Along those lines, “Monolith” offers a lot of flexibility in terms of available options. Most cards have more than one socket, giving players (in most cases) thirty or more effects with which to choose. That, coupled with the fact that cards/sockets are resolved in order, make the game very strategic. Usually players are at the mercy of luck in dice rolling games, though I didn’t feel that here. That is…no matter what I rolled, I usually felt that I had at least a few good moves available to me. This becomes more problematic with four players mind you, though rarely was a left with dice that I couldn’t place. The fact that round cards are double-sided and rune/fate cards can be fixed or randomized on the game board only furthers the validity of the topic sentence. If you want to get really crazy, you can switch out some of the rune/fate cards on the game board every round…I personally haven’t tried it, but I would imagine it would prove interesting.
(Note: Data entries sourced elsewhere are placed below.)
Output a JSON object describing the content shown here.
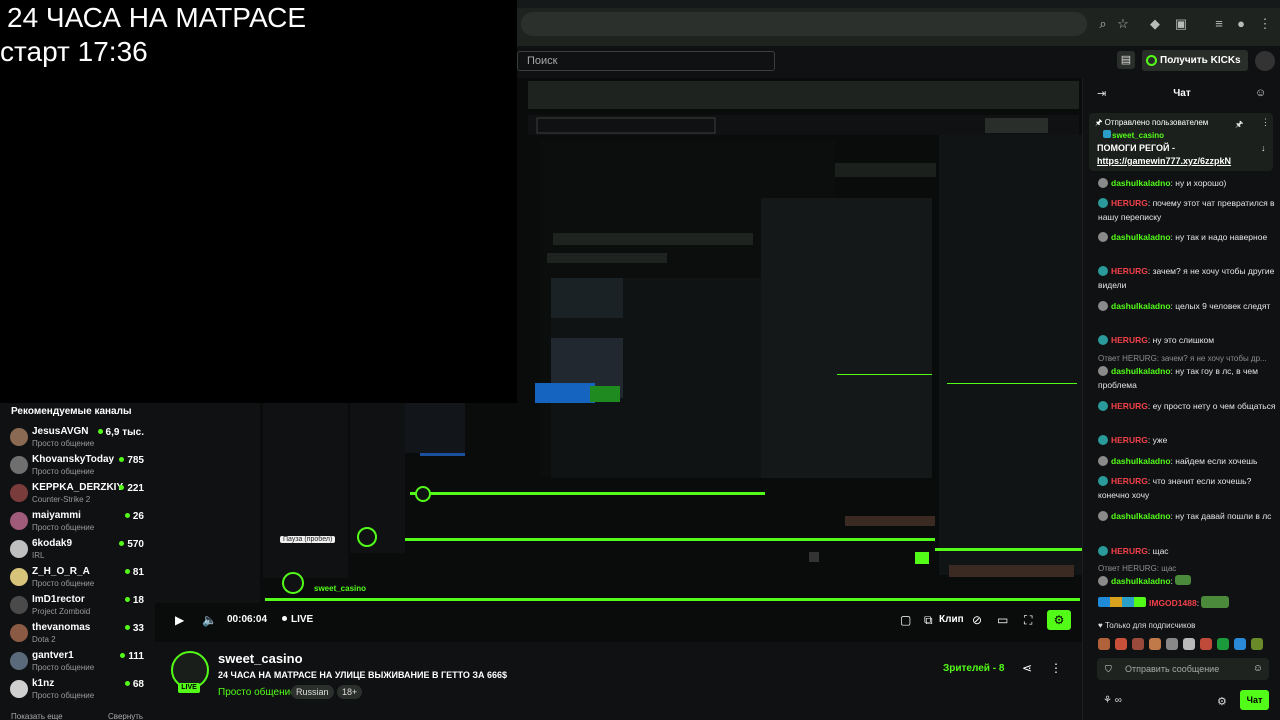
{
  "overlay": {
    "line1": "24 ЧАСА НА МАТРАСЕ",
    "line2": "старт 17:36"
  },
  "colors": {
    "accent": "#53fc18",
    "bg": "#0b0e0f",
    "panel": "#0f1112"
  },
  "header": {
    "search_placeholder": "Поиск",
    "kicks_button": "Получить KICKs"
  },
  "sidebar": {
    "title": "Рекомендуемые каналы",
    "channels": [
      {
        "name": "JesusAVGN",
        "category": "Просто общение",
        "viewers": "6,9 тыс.",
        "color": "#8a6a52"
      },
      {
        "name": "KhovanskyToday",
        "category": "Просто общение",
        "viewers": "785",
        "color": "#6f6f6f"
      },
      {
        "name": "KEPPKA_DERZKIY",
        "category": "Counter-Strike 2",
        "viewers": "221",
        "color": "#7a3b3b"
      },
      {
        "name": "maiyammi",
        "category": "Просто общение",
        "viewers": "26",
        "color": "#a05a7a"
      },
      {
        "name": "6kodak9",
        "category": "IRL",
        "viewers": "570",
        "color": "#bfbfbf"
      },
      {
        "name": "Z_H_O_R_A",
        "category": "Просто общение",
        "viewers": "81",
        "color": "#d8c37a"
      },
      {
        "name": "ImD1rector",
        "category": "Project Zomboid",
        "viewers": "18",
        "color": "#4a4a4a"
      },
      {
        "name": "thevanomas",
        "category": "Dota 2",
        "viewers": "33",
        "color": "#8a5a45"
      },
      {
        "name": "gantver1",
        "category": "Просто общение",
        "viewers": "111",
        "color": "#5a6a7a"
      },
      {
        "name": "k1nz",
        "category": "Просто общение",
        "viewers": "68",
        "color": "#cfcfcf"
      }
    ],
    "footer_more": "Показать еще",
    "footer_collapse": "Свернуть"
  },
  "player": {
    "time": "00:06:04",
    "live": "LIVE",
    "clip": "Клип",
    "tooltip": "Пауза (пробел)"
  },
  "stream": {
    "live_badge": "LIVE",
    "channel": "sweet_casino",
    "title": "24 ЧАСА НА МАТРАСЕ НА УЛИЦЕ ВЫЖИВАНИЕ В ГЕТТО ЗА 666$",
    "category": "Просто общение",
    "tags": [
      "Russian",
      "18+"
    ],
    "viewers_label": "Зрителей -",
    "viewers_count": "8"
  },
  "chat": {
    "title": "Чат",
    "pinned_label": "Отправлено пользователем",
    "pinned_user": "sweet_casino",
    "pinned_text": "ПОМОГИ РЕГОЙ -",
    "pinned_link": "https://gamewin777.xyz/6zzpkN",
    "messages": [
      {
        "user": "dashulkaladno",
        "text": "ну и хорошо)",
        "ucolor": "#53fc18",
        "bcolor": "#8a8a8a"
      },
      {
        "user": "HERURG",
        "text": "почему этот чат превратился в нашу переписку",
        "ucolor": "#f0404a",
        "bcolor": "#2a9a9a"
      },
      {
        "user": "dashulkaladno",
        "text": "ну так и надо наверное",
        "ucolor": "#53fc18",
        "bcolor": "#8a8a8a"
      },
      {
        "user": "HERURG",
        "text": "зачем? я не хочу чтобы другие видели",
        "ucolor": "#f0404a",
        "bcolor": "#2a9a9a"
      },
      {
        "user": "dashulkaladno",
        "text": "целых 9 человек следят",
        "ucolor": "#53fc18",
        "bcolor": "#8a8a8a"
      },
      {
        "user": "HERURG",
        "text": "ну это слишком",
        "ucolor": "#f0404a",
        "bcolor": "#2a9a9a"
      },
      {
        "user": "dashulkaladno",
        "text": "ну так гоу в лс, в чем проблема",
        "ucolor": "#53fc18",
        "bcolor": "#8a8a8a",
        "reply": "Ответ HERURG: зачем? я не хочу чтобы др..."
      },
      {
        "user": "HERURG",
        "text": "еу просто нету о чем общаться",
        "ucolor": "#f0404a",
        "bcolor": "#2a9a9a"
      },
      {
        "user": "HERURG",
        "text": "уже",
        "ucolor": "#f0404a",
        "bcolor": "#2a9a9a"
      },
      {
        "user": "dashulkaladno",
        "text": "найдем если хочешь",
        "ucolor": "#53fc18",
        "bcolor": "#8a8a8a"
      },
      {
        "user": "HERURG",
        "text": "что значит если хочешь? конечно хочу",
        "ucolor": "#f0404a",
        "bcolor": "#2a9a9a"
      },
      {
        "user": "dashulkaladno",
        "text": "ну так давай пошли в лс",
        "ucolor": "#53fc18",
        "bcolor": "#8a8a8a"
      },
      {
        "user": "HERURG",
        "text": "щас",
        "ucolor": "#f0404a",
        "bcolor": "#2a9a9a"
      },
      {
        "user": "dashulkaladno",
        "text": "",
        "ucolor": "#53fc18",
        "bcolor": "#8a8a8a",
        "reply": "Ответ HERURG: щас"
      },
      {
        "user": "IMGOD1488",
        "text": "",
        "ucolor": "#f0404a",
        "bcolor": "#2a9a9a"
      }
    ],
    "subs_only": "Только для подписчиков",
    "input_placeholder": "Отправить сообщение",
    "send": "Чат"
  }
}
“Monolith”, despite having what some might call a complex setup, is fairly easy to play. The learning curve is low to moderate with games lasting anywhere from thirty to forty-five minutes. First time players may want to give themselves about an hour. The biggest hurdle is figuring out how the cards tie together and how the effects work. With so many options available, first time players and casual gamers might feel a bit overwhelmed with choices. Jennifer and Carolyn (both casual gamers), for example, didn’t like “Wrong Chemistry” because of how many choices lay before them every game turn. As an experienced gamer myself, I’ve come to appreciate just how deep “Monolith” really is because of those available choices. This game really favors those who have the ability to look at what their opponents are doing and react accordingly.
To that end, I’d highly recommend “Monolith” to anyone who isn’t intimidated by semi-deep and strategic gameplay. It plays quickly, making it ideal for school nights or as a filler for long gaming sessions. My only real complaint was the balance via the lack of the aforementioned “slot blocking”, though the game seems flexible enough to work around it if you’re creative enough. Otherwise, it’s a solid dice-rolling worker placement game as worker placement games go. “Monolith” features a ton of replayability and is backed up by some amazing visuals, giving it a consistent appeal factor. This one’s definitely a keeper.
Final Verdict: 8/10
You can learn more about and purchase “Monolith” by visiting the following websites: